Over the last few years, researchers involved in high-throughput screening have been seeking out the use of their expensive reagents by developing assays that use smaller and smaller volumes, helped by sophisticated automation technologies.
Aside from the cost advantages, using smaller volumes of reagents means that diffusion of compounds can occur more quickly, and this speeds up the time it takes for a reaction to complete.
With a number of off-the-shelf products now offering microlitre handling of samples and reagents used in assays, the challenge now is to see how much lower it is possible to go, according to Roeland Papen, director of business development at Picoliter, a company specialising in low-volume liquid handling that last month merged with LabCyte .
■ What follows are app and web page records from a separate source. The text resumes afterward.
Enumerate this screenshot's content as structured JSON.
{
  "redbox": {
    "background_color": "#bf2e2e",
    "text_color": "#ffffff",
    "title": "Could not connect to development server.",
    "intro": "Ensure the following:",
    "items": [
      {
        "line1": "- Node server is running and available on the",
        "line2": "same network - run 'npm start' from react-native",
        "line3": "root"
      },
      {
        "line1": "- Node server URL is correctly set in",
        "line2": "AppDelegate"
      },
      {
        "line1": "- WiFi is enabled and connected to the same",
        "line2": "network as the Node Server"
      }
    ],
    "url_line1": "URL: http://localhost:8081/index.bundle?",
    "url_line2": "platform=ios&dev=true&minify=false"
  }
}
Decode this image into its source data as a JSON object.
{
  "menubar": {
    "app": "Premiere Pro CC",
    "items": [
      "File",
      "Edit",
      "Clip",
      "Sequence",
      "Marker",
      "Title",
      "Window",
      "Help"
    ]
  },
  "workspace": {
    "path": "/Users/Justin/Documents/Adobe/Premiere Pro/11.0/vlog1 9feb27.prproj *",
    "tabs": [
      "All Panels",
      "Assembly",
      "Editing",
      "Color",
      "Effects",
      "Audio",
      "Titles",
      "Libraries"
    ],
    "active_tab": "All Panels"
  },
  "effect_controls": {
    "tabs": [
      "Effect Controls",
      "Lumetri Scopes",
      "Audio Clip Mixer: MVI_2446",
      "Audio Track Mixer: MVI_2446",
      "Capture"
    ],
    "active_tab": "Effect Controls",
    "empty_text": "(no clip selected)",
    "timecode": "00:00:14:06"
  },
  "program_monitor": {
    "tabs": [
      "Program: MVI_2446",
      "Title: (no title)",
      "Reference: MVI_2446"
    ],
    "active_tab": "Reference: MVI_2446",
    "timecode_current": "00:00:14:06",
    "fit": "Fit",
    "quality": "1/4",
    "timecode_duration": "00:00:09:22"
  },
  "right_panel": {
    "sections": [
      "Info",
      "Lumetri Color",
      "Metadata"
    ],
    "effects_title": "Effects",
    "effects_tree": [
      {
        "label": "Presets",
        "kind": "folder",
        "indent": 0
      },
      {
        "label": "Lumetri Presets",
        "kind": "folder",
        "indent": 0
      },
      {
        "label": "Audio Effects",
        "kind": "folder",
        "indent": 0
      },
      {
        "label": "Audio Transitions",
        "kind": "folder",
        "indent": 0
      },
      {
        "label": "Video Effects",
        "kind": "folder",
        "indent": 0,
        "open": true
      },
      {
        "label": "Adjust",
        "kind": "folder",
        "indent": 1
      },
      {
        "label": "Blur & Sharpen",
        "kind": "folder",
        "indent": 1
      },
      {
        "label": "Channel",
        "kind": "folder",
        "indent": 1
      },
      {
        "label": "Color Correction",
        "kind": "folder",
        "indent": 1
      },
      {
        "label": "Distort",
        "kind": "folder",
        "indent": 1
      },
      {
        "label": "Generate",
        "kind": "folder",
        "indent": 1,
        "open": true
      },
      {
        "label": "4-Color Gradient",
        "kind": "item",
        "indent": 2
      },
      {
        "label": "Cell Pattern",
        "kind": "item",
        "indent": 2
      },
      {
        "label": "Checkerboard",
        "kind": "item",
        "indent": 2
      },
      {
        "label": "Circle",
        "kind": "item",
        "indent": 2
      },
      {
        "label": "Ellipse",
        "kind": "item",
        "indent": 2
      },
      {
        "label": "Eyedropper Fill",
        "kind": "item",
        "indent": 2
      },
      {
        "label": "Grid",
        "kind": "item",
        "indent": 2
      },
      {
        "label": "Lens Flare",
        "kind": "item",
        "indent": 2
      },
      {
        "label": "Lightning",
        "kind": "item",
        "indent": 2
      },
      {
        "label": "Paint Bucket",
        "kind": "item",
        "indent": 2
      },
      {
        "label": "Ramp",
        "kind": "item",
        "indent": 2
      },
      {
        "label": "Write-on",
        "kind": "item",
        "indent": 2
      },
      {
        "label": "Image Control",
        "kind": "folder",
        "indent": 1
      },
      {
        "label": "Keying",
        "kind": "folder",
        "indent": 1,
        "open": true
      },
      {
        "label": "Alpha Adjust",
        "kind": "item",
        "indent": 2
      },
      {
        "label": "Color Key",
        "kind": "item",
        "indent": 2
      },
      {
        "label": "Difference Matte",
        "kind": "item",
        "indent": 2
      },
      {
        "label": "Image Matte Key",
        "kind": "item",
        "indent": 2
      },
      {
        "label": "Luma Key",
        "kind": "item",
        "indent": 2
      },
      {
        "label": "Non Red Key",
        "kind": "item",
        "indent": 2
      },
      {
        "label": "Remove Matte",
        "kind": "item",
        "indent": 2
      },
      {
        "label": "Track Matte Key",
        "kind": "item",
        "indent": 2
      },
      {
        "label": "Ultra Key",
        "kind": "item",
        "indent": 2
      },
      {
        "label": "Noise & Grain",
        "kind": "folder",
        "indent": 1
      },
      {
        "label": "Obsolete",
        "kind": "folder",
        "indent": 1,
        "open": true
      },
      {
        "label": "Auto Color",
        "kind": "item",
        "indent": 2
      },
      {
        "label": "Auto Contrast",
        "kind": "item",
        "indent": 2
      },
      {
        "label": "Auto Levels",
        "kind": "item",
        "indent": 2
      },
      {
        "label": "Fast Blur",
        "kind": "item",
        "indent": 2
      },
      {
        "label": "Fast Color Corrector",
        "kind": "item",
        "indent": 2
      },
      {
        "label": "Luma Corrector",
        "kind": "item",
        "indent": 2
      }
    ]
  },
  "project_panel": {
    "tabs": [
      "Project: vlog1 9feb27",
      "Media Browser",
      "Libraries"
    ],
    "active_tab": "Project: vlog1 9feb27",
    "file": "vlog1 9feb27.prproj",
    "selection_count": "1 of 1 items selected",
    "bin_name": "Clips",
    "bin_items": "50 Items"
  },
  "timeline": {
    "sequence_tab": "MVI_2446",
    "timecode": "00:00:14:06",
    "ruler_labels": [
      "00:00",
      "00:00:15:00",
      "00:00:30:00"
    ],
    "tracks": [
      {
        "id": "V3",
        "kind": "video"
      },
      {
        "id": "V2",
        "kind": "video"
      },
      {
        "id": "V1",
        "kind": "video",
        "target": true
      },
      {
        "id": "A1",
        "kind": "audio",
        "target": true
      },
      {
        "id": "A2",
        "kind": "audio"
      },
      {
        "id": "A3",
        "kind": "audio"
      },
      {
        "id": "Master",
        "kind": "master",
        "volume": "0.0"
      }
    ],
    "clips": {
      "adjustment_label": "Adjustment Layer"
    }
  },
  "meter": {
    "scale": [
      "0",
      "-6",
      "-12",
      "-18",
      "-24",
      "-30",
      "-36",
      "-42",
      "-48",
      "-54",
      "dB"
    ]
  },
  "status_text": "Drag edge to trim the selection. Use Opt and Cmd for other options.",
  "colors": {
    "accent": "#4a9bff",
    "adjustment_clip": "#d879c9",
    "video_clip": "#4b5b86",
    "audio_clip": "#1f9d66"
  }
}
"Submicrolitre assays are challenging for existing technologies as they require additions of nanolitres - droplets of only a few hundred microns in diameter," he told the Labautomation Europe/International Biotech conference in London, last week.
The main problem is that physical factors, such as evaporation, surface tension, wettability, precipitation and adhesion play an enormous role at this tiny scale, and this makes conventional dispensing approaches inadequate. One approach to this has been through engineering - straight disposable tips, precision pins and smooth surfaces (e.g. achieved using coatings) - but the cost of manufacturing consumables built to these specifications tends to offset the advantages of miniaturisation.
Picoliter/LabCyte has developed a novel solution to this problem, in which ultrasound energy is used to propel droplets out of a liquid sample store via a process known as acoustic droplet ejection.
This technology relies on the use of an external transducer to project a burst of acoustic energy up through a liquid. This causes the liquid to form a droplet that is expelled upwards; the lower the frequency, the larger the droplet, and vice versa.
Papen noted that experiments with water have shown that a pulse of energy at 30MHz fires out a droplet of 50 picolitres in an extremely reproducible manner. Because the liquid does not come into contact with anything solid, it is not subject to the forces of surface tension, viscosity etc that affect conventional transfer devices.
In fact, LabCyte has demonstrated that it can produce droplets as small as one-tenth of a picolitre using ADE, but at present there is no application for delivery at this scale. Rival approaches such as inkjet and piezotype technologies have been found to function down to about 10 nanolitres, but can go no lower. LabCyte's first instrument will have an effective range of 5-50 nanolitres.
LabCyte is in the process of developing a system - called the Echo 550 - that can fire these droplets into microwell plates. It has been specifically designed to transfer compound libraries from storage into these plates, providing savings in the amount of compound required. It also does away with the need for disposable tips and washing, and can fill a 384-well plate in as little as 40 seconds.
The fact that the liquid does not come into contact with any solid device other than the well plate with ADE means that it is a very gentle process, ideal for transferring cells for whole cell assays, said Papen.
There are a number of other qualities of the technology which could be of interest to researchers working in drug discovery, he noted. For example, building in a sonogram to monitor the acoustic pulses provides a simple means of cross-checking the amount of liquid dispensed into a well, and this can be also used to test sample integrity.
For example, the amount of sound lost as waves go through a sample gives a measure of the concentration of DMSO, a solvent that is widely-used for storing compounds in libraries. The concentration of DMSO goes down as the sample, becomes contaminated with water, and this can lead to precipitation of the sample out of solution and affect the amount transferred to the well plate.
Finally, LabCyte has shown that if two immiscible liquids are stored one on top of the other, firing a pulse of ultrasound through both layers can lead to the formation of micelles, in effect encapsulating the bottom liquid in a protective shell. This could be particularly useful for peptide assays, he suggested.
Elaine Heron, chief executive of LabCyte, told In-Pharmatechnologist.com that an alpha version of the Echo 550 is already being evaluated at a biotechnology company in the US, and beta versions should be sent out in the January/February 2004 timeframe.
This will be followed with a full commercial launch in March/April, with the initial version of the product set up to conduct high-throughput screening in plates using compounds stored in DMSO/water. Additional modifications will adapt the product fr use with microarrays, she said. The price tag of the initial Echo 550 will be approximately €225,000 per unit.